"Everything else has turned up," he says optimistically. "The Internet has made the world smaller. There are about 10 J-type van guys in the world who help people like me and they have helped a lot."

The only departure from absolute originality is replacing the Morris Oxford 4-cylinder side valve engine with a Nissan A series power plant coupled to an automatic transmission. "The engine design is based on the original Austin overhead valve engine of the 1950s and parts are readily available," Grahn explains.

When asked when he expects to complete his restoration, Grahn deadpans: "Christmas, 2010." He definitely doesn't want to discuss how much the restoration has cost. "I have way overextended myself, but I haven't had to lie to my wife ... yet," he says.

"What's positive about the experience is that I've met great guys, I've developed a higher level of respect for people who work with sheet metal as well as machinists and painters and I know how meaningful it is to understand every nut and bolt in a ride. Finally, I have accumulated great knowledge and the resolve to try less ambitious projects in the future."

Apart from the Reactine van and Grahn's restoration project, the only other Morris J-type van in the area belongs to Steve Diggins in Burnaby. It also came from Vancouver Island and is in "rough but restorable" condition. It is the oldest known left-hand-drive export model.
That Morris van was bought new in Victoria by a Duncan company called Duncan Transfer to deliver groceries. The son of the original owner, now 80 years old, was the first driver of this Morris J-type and was emotional when he discovered the van still exists.

Anyone with information on the history of Grahn's Morris J-type van can contact him at cgrahn@partsforce.com.

Read more: http://www.vancouversun.com/cars/Rare+British+inspires+quest+deliver+perfection/6347569/story.html#ixzz1q76NEWI2

My thanks to Charlie for forwarding this story to me.

A list of chassis number and registration dates.

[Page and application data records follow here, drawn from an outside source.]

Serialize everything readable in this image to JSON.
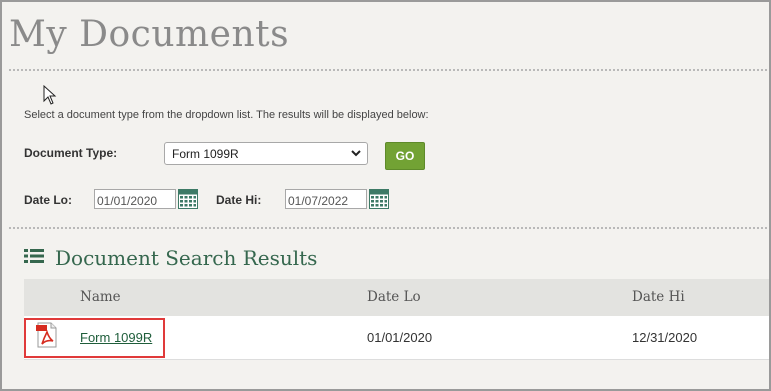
{
  "page": {
    "title": "My Documents"
  },
  "instructions": "Select a document type from the dropdown list. The results will be displayed below:",
  "form": {
    "doc_type_label": "Document Type:",
    "doc_type_value": "Form 1099R",
    "go_label": "GO",
    "date_lo_label": "Date Lo:",
    "date_lo_value": "01/01/2020",
    "date_hi_label": "Date Hi:",
    "date_hi_value": "01/07/2022"
  },
  "results": {
    "title": "Document Search Results",
    "columns": [
      "Name",
      "Date Lo",
      "Date Hi"
    ],
    "rows": [
      {
        "name": "Form 1099R",
        "date_lo": "01/01/2020",
        "date_hi": "12/31/2020",
        "icon": "pdf-icon"
      }
    ]
  },
  "colors": {
    "accent_green": "#72a234",
    "heading_green": "#35674e",
    "highlight_red": "#e03a3a"
  }
}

J/R 010 10/1949--J/R 649 1949--J/R 755 1/1950--J/R 1061 12/1949--J/R 1102 12/1949--J/L 1518 1950--J/R 1612 03/1950--J/L 2935 1951--J/R 4491 11/1950--J/R 6050 12/1950--J/R 6187 1/1951--J/R 10916 12/1951--J/R 10972 1/1952--J/R 14776 12/1952--J/R 145931/1953--J/R 15455 1/1953--J/R 16261 03/1953--J/R 18124 1952--J/R 19902 12/1953--J/R 20658 02/1954--J/R 21720 12/1953--J/R 23555 1954--J/R 24274 1954--J/R 25618 12/1954--J/R 25079 1/1955--J/R 25741 05/1955--J/R 29869 11/1955--J/R 30963 11/1955--J/R 3183110/1955--J/R 32465 11/1955--J/R 33340 1/1956--J/R 35466 1/1957--J/R 35671 12/1956--JB/MR 37200 06/1957--JB/MR 39547 12/1957--JB/MR 39012 1/1958--JB/MR 39648 1/1958--JB/MR 42533 1/1959--JB/MR 42677 12/1958--JB/MR 43367 1959--JB/MR 45648 1/1960--JB/MR 45693 12/1959--JB/MR 46009 02/1960--JB/MR 47648 12/1960--JB/MR 47907 12/1960--JB/MR 48069 01/1961--JB/MR 48219 01/1961
Approximate Production data for each year.
1949 750 vehicles -1950 5347 -1951 5051 -19524098 -1953 5027 -1954 6000 -1955 6894 -19563169 -1957 3284 -1958 3131 -1959 2965 -19602516 -1961 362
Total produced 48620

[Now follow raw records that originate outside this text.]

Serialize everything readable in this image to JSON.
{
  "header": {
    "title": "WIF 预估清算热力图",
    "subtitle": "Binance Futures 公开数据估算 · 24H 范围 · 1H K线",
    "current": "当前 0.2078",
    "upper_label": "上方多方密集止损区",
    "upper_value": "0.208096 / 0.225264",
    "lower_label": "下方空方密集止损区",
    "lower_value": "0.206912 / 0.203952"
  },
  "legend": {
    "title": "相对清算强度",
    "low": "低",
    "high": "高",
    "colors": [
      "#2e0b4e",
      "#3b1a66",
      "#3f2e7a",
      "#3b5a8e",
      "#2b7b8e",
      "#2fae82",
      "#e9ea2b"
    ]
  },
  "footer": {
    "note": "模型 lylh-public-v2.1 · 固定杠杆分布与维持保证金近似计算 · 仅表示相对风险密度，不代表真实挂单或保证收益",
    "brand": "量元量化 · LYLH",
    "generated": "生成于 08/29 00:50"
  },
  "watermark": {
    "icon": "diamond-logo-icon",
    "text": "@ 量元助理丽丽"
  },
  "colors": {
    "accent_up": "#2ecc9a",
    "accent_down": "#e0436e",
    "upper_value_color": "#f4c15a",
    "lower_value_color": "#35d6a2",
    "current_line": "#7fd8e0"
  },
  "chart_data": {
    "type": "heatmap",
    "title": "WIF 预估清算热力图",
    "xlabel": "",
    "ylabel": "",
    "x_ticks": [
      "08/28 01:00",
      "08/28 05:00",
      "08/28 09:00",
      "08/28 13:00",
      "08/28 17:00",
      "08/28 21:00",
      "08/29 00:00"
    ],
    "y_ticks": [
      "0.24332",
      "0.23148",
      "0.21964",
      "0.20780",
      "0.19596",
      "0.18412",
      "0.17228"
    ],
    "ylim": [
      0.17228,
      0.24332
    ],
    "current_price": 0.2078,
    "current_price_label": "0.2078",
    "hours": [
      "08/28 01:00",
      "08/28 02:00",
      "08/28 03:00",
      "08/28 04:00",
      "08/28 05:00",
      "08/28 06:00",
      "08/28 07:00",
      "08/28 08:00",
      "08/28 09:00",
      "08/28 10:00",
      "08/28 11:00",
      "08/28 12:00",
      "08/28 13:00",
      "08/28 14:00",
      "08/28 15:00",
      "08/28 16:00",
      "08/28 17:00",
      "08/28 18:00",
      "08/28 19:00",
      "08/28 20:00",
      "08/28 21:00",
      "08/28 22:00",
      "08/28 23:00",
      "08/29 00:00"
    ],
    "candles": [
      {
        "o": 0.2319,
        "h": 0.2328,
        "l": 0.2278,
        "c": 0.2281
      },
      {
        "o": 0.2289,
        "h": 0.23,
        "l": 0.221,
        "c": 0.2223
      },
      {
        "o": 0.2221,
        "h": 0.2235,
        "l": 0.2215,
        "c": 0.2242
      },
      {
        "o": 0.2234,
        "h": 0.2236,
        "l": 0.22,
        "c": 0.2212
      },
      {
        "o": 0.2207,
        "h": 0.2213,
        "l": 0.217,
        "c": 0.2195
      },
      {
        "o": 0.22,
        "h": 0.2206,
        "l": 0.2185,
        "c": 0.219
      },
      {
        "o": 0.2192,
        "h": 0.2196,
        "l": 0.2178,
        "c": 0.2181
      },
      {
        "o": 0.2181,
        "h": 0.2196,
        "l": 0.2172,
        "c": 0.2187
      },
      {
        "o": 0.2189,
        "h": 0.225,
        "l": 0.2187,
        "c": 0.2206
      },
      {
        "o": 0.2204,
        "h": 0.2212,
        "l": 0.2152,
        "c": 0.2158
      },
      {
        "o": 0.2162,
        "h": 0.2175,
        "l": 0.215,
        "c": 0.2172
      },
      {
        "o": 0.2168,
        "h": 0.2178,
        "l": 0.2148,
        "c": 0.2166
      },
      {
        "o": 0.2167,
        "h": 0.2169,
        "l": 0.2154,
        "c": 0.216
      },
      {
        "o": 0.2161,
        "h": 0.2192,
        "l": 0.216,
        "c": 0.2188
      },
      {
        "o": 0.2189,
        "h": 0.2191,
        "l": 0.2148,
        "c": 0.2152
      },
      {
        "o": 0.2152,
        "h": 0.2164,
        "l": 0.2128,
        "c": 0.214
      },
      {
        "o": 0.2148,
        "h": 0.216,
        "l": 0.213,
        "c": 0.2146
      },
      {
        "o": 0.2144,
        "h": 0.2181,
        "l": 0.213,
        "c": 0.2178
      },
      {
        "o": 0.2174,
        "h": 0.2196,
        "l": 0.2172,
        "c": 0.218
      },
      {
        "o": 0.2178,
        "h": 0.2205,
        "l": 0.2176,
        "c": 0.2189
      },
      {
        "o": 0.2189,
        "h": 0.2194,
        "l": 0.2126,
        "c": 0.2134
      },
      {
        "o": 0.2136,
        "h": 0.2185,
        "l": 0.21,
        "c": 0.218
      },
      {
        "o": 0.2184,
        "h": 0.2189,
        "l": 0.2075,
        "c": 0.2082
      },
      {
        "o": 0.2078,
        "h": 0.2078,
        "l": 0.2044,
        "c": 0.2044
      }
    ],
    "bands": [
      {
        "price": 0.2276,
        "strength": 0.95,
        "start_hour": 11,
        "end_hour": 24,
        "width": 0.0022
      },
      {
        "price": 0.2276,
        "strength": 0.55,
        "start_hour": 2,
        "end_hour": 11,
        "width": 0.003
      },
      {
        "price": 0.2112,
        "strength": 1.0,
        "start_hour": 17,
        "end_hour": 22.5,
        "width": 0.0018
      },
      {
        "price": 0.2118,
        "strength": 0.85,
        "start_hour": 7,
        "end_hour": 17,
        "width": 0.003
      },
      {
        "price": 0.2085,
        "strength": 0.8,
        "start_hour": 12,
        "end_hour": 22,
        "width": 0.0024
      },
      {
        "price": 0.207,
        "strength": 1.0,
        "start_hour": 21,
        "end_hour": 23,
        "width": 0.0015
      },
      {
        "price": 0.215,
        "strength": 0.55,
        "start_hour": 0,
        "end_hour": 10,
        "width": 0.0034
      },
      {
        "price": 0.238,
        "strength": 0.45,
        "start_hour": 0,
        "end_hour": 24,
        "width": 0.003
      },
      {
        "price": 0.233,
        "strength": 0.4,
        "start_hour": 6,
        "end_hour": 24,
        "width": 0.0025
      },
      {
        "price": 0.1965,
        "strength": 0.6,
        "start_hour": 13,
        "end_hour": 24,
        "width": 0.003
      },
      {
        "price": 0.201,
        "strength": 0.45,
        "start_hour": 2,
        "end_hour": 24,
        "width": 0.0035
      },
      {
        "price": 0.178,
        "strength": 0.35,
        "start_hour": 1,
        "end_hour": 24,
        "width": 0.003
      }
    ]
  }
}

Ardingly Vehicle Show 12/7/09. Picture taken by Clive Barker.